It is not a part of the official franchise, but a new cryptocurrency based on the television series “The Squid Game” is gaining rapidly on the market. The successful Korean show now has its very own brand of cryptocurrency, launched recently with a huge price run-up.
SQUID is trading at $2.22, up nearly 2,400% over the last 24 hours, and its market capitalization is above $174 million. On Tuesday, it was worth a modest 1 cent, but by Friday it had exploded in value, reaching $4.39.
However, those interested in taking part may want to exercise caution before jumping into trading squid. CoinMarketCap has issued a warning, saying that it’s received “multiple reports” that users are not able to sell this token on a popular decentralized exchange.
The dystopian series has become a viral sensation. It tells the story of a group of people forced to play deadly children’s games for money. Gamers have created an online version of the program, for which you need the Squid cryptocurrency to play.
Squid cryptocurrency made for “play to earn”
Squid is what is known as a “play-to-earn” cryptocurrency, where people buy tokens to play in online games where they can earn more tokens. These can then be exchanged for other cryptocurrencies, or fiat money.
The coin started its presale Oct. 20 and apparently “sold out in one second,” joining a list of other parody cryptocurrencies that have witnessed big run-ups for no particular reason, other than good publicity.
The online Squid Game tournament, which launches in November, mimics the six rounds of games featured in its namesake TV show. But unlike its Netflix counterpart, the company said “we do not provide deadly consequences apparently!”

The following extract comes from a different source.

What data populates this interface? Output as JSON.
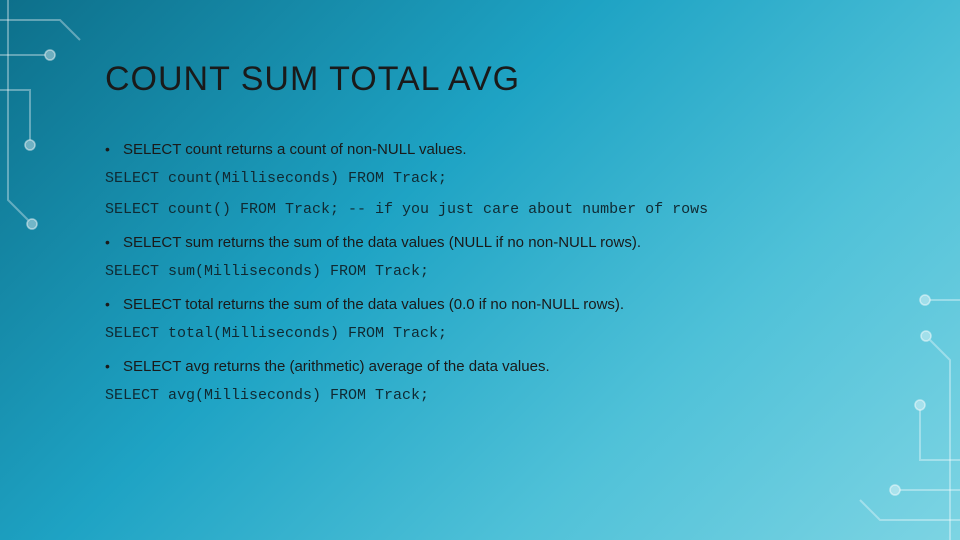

Also unlike the series, which capped the grand prize at $38.5 million for the final winner, this virtual simulation of Squid Game will limit neither the maximum of the final bonus, nor the number of participants.
More gamers, larger reward pool
“The more people join, the larger the reward pool will be,” according to the issue documentation. The announcement also says that developers will take 10% of the entry fee with the remaining 90% given to the winner.
Individual rounds have costs to join. For example, playing Round 1: Red Light, Green Light will cost a player 456 Squid. There are six rounds in total, and they become more expensive as they go along.
Game entry doesn’t come cheap either, especially at current prices. If you want to take part in the final game of the tournament, you’ll have to pay 15,000 squid, or $33,450. But Squid has been criticized for not allowing investors to resell their tokens.
It is unclear why some users are unable to sell their tokens. But the white paper describing the coin does lay out an anti-dumping technology; this prevents people from selling their coins if certain conditions are not met.
Play-to-earn games have grown increasingly popular during the pandemic. The surge in online gaming encouraged the development of the entire GameFi technology sector. This combines entertainment with real tools for earning money.